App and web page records
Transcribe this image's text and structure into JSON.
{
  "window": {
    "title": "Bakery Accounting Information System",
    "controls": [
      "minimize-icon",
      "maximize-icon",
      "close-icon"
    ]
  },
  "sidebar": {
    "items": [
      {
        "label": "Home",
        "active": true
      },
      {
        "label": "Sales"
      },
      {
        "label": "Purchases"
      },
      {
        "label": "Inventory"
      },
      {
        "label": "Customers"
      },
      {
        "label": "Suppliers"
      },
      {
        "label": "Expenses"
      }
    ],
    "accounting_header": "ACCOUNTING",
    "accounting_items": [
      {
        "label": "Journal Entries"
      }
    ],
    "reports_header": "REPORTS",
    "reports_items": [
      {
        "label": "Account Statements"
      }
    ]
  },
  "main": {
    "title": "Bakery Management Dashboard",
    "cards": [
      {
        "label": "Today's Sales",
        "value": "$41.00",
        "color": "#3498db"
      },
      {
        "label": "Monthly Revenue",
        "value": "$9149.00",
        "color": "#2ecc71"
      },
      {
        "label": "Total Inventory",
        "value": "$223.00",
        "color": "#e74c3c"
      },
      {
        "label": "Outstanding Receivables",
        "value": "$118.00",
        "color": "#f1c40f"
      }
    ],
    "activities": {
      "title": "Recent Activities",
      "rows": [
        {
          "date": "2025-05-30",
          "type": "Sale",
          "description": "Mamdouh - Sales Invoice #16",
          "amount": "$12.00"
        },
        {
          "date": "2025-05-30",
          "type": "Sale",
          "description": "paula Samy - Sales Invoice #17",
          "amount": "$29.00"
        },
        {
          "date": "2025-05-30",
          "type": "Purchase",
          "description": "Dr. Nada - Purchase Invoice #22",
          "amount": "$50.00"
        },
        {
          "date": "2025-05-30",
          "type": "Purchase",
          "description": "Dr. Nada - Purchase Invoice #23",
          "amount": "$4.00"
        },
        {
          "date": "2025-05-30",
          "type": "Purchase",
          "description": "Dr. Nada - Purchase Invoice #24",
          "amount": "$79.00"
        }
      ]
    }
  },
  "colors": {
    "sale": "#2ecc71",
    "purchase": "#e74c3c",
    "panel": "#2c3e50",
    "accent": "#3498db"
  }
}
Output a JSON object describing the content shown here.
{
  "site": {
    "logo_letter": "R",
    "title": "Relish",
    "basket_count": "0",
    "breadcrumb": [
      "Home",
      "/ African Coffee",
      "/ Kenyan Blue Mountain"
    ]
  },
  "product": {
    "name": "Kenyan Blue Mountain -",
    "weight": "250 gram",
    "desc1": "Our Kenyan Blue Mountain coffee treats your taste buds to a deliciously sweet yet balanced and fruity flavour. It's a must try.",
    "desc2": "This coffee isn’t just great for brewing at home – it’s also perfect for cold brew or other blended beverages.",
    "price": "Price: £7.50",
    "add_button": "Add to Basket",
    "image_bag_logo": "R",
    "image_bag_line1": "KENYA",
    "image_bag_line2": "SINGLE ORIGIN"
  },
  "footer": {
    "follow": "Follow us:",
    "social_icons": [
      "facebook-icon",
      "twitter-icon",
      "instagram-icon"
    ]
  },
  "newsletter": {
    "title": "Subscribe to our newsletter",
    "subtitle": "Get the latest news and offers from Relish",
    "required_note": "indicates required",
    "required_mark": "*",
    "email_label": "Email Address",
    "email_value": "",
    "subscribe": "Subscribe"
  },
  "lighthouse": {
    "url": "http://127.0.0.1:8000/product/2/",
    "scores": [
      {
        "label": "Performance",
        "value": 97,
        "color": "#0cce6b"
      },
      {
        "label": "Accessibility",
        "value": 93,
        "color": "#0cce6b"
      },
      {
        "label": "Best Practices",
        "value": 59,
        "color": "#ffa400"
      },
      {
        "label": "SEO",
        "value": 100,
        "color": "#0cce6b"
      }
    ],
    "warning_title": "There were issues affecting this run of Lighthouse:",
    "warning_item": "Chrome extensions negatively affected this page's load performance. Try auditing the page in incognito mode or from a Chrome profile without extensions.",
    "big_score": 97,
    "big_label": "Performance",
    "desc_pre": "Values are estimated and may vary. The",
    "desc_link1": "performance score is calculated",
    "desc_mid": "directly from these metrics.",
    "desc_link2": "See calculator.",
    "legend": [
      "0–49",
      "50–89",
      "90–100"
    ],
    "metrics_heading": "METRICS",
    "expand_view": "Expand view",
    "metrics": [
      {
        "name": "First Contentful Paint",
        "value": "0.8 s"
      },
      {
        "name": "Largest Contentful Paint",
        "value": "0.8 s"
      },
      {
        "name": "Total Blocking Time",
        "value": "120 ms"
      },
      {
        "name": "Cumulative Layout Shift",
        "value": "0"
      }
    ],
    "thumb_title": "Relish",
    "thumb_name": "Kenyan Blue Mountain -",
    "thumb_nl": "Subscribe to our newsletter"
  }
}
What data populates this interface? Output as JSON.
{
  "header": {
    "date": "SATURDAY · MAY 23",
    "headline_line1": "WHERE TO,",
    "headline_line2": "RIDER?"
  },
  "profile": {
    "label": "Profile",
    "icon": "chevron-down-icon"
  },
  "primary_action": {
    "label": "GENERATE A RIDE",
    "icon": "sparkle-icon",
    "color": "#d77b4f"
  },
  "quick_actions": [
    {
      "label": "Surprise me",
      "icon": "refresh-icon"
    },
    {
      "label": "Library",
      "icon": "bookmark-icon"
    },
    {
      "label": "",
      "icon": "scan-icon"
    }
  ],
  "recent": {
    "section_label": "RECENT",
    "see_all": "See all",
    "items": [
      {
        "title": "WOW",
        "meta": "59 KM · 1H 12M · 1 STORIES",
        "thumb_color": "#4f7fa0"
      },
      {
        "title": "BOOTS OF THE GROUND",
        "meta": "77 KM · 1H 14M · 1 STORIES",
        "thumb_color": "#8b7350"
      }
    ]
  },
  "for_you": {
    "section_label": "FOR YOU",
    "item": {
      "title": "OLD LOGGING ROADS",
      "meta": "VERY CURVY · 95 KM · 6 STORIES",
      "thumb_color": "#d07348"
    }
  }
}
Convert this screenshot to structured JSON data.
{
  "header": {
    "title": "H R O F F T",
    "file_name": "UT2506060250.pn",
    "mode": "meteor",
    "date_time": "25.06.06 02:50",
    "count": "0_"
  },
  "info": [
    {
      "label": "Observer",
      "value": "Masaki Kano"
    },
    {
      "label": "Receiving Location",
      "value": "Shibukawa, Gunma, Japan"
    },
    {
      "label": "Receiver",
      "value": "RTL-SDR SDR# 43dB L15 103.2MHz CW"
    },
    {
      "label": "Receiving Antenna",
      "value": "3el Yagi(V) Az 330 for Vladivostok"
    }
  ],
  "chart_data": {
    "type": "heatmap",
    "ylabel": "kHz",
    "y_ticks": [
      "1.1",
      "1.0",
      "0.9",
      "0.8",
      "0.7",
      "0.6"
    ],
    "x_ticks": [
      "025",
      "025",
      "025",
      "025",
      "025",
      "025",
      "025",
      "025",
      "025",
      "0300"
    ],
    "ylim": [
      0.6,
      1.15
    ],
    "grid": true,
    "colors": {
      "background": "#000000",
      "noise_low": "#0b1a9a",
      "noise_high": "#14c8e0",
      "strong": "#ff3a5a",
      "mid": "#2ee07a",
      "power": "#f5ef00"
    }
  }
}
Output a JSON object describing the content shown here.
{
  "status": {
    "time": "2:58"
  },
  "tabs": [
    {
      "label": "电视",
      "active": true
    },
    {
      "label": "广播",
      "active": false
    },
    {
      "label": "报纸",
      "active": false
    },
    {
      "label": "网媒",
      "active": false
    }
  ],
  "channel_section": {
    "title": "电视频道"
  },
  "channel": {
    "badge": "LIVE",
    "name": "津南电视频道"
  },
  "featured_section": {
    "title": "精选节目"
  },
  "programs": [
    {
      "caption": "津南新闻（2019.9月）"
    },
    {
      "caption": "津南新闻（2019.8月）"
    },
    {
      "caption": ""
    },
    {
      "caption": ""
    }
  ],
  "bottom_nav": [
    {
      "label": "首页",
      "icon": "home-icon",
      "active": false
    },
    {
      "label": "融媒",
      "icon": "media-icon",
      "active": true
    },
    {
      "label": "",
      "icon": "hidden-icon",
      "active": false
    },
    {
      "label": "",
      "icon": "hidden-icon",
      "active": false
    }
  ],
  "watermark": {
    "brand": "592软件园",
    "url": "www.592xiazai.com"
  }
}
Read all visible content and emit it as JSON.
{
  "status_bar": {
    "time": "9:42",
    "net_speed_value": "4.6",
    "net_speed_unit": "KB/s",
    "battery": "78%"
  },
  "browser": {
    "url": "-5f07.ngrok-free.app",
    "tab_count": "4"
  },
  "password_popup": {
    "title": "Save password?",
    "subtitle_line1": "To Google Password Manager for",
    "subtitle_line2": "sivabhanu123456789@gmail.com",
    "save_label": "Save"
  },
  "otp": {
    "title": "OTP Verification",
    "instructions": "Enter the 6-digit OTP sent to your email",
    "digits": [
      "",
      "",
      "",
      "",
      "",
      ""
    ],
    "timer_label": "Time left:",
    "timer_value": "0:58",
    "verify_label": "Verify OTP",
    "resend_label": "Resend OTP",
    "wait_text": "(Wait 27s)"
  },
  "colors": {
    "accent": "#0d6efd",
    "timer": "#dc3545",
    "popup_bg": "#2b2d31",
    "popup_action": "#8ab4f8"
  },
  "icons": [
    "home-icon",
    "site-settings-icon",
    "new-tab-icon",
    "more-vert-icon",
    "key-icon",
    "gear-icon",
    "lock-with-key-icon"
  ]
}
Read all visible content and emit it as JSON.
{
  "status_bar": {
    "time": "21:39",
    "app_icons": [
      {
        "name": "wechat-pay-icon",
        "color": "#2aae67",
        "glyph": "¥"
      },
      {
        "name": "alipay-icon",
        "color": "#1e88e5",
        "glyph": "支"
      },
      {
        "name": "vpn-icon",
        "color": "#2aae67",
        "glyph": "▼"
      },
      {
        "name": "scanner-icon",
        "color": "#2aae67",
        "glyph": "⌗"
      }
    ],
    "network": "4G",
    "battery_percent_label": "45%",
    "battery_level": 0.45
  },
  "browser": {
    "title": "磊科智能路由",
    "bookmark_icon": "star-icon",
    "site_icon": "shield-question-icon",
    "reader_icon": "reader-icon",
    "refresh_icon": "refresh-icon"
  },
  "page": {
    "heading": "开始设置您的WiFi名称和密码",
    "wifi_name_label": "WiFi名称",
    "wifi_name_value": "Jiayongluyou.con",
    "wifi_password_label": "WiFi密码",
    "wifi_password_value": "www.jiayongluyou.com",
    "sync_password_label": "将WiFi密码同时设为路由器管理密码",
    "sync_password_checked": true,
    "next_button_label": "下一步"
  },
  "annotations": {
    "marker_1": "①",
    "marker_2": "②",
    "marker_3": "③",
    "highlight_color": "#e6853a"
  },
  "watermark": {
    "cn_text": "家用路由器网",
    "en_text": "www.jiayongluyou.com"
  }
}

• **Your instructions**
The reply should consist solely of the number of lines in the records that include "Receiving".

• **Task solution**
2